(Web page and app entries)

Content starts

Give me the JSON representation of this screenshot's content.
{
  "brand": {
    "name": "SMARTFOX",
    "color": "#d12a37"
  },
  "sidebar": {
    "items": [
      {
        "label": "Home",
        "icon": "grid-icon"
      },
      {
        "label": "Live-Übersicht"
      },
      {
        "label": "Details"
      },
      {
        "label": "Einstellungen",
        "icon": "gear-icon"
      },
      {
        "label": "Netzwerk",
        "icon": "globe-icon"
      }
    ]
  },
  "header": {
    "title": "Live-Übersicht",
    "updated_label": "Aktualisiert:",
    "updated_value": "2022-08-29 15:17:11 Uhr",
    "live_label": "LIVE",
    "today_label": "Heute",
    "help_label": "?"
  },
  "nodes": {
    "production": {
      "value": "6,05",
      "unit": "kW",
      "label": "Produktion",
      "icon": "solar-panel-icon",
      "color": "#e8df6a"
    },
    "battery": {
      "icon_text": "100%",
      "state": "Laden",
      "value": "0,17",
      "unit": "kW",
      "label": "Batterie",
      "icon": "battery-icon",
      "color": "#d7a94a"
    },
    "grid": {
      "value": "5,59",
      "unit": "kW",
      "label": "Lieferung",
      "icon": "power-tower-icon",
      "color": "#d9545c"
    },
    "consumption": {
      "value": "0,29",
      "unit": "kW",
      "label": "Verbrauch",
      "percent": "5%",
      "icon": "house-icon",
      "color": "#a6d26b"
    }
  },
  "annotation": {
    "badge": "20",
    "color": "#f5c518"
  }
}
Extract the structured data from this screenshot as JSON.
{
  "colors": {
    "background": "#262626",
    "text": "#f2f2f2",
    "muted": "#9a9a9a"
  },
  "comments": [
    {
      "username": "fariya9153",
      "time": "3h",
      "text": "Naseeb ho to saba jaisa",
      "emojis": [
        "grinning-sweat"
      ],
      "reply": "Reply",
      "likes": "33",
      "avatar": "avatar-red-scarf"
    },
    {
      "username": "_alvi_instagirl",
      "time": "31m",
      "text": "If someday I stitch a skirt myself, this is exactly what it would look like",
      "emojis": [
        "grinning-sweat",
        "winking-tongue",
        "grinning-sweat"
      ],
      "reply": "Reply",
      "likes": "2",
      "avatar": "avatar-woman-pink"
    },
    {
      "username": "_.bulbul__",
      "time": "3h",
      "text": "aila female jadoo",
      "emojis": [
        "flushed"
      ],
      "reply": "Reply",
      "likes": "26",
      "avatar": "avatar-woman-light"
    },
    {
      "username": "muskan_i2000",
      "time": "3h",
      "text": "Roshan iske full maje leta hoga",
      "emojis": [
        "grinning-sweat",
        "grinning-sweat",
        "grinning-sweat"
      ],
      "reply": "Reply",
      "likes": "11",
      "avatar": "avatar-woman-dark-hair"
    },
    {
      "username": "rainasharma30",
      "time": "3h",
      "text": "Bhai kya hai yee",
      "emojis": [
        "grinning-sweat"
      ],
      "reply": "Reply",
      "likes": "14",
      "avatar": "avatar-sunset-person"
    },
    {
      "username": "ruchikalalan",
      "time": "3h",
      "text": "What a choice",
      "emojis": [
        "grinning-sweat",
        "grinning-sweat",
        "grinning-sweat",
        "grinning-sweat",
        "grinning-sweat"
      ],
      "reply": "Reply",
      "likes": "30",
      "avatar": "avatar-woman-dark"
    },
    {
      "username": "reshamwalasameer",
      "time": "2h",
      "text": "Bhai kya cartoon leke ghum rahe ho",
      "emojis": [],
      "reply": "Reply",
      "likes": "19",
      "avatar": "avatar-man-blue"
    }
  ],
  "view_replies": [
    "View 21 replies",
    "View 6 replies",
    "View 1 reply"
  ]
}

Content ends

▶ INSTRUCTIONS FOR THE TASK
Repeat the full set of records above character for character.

▶ EXERCISE OUTPUT
Give me the JSON representation of this screenshot's content.
{
  "brand": {
    "name": "SMARTFOX",
    "color": "#d12a37"
  },
  "sidebar": {
    "items": [
      {
        "label": "Home",
        "icon": "grid-icon"
      },
      {
        "label": "Live-Übersicht"
      },
      {
        "label": "Details"
      },
      {
        "label": "Einstellungen",
        "icon": "gear-icon"
      },
      {
        "label": "Netzwerk",
        "icon": "globe-icon"
      }
    ]
  },
  "header": {
    "title": "Live-Übersicht",
    "updated_label": "Aktualisiert:",
    "updated_value": "2022-08-29 15:17:11 Uhr",
    "live_label": "LIVE",
    "today_label": "Heute",
    "help_label": "?"
  },
  "nodes": {
    "production": {
      "value": "6,05",
      "unit": "kW",
      "label": "Produktion",
      "icon": "solar-panel-icon",
      "color": "#e8df6a"
    },
    "battery": {
      "icon_text": "100%",
      "state": "Laden",
      "value": "0,17",
      "unit": "kW",
      "label": "Batterie",
      "icon": "battery-icon",
      "color": "#d7a94a"
    },
    "grid": {
      "value": "5,59",
      "unit": "kW",
      "label": "Lieferung",
      "icon": "power-tower-icon",
      "color": "#d9545c"
    },
    "consumption": {
      "value": "0,29",
      "unit": "kW",
      "label": "Verbrauch",
      "percent": "5%",
      "icon": "house-icon",
      "color": "#a6d26b"
    }
  },
  "annotation": {
    "badge": "20",
    "color": "#f5c518"
  }
}
Extract the structured data from this screenshot as JSON.
{
  "colors": {
    "background": "#262626",
    "text": "#f2f2f2",
    "muted": "#9a9a9a"
  },
  "comments": [
    {
      "username": "fariya9153",
      "time": "3h",
      "text": "Naseeb ho to saba jaisa",
      "emojis": [
        "grinning-sweat"
      ],
      "reply": "Reply",
      "likes": "33",
      "avatar": "avatar-red-scarf"
    },
    {
      "username": "_alvi_instagirl",
      "time": "31m",
      "text": "If someday I stitch a skirt myself, this is exactly what it would look like",
      "emojis": [
        "grinning-sweat",
        "winking-tongue",
        "grinning-sweat"
      ],
      "reply": "Reply",
      "likes": "2",
      "avatar": "avatar-woman-pink"
    },
    {
      "username": "_.bulbul__",
      "time": "3h",
      "text": "aila female jadoo",
      "emojis": [
        "flushed"
      ],
      "reply": "Reply",
      "likes": "26",
      "avatar": "avatar-woman-light"
    },
    {
      "username": "muskan_i2000",
      "time": "3h",
      "text": "Roshan iske full maje leta hoga",
      "emojis": [
        "grinning-sweat",
        "grinning-sweat",
        "grinning-sweat"
      ],
      "reply": "Reply",
      "likes": "11",
      "avatar": "avatar-woman-dark-hair"
    },
    {
      "username": "rainasharma30",
      "time": "3h",
      "text": "Bhai kya hai yee",
      "emojis": [
        "grinning-sweat"
      ],
      "reply": "Reply",
      "likes": "14",
      "avatar": "avatar-sunset-person"
    },
    {
      "username": "ruchikalalan",
      "time": "3h",
      "text": "What a choice",
      "emojis": [
        "grinning-sweat",
        "grinning-sweat",
        "grinning-sweat",
        "grinning-sweat",
        "grinning-sweat"
      ],
      "reply": "Reply",
      "likes": "30",
      "avatar": "avatar-woman-dark"
    },
    {
      "username": "reshamwalasameer",
      "time": "2h",
      "text": "Bhai kya cartoon leke ghum rahe ho",
      "emojis": [],
      "reply": "Reply",
      "likes": "19",
      "avatar": "avatar-man-blue"
    }
  ],
  "view_replies": [
    "View 21 replies",
    "View 6 replies",
    "View 1 reply"
  ]
}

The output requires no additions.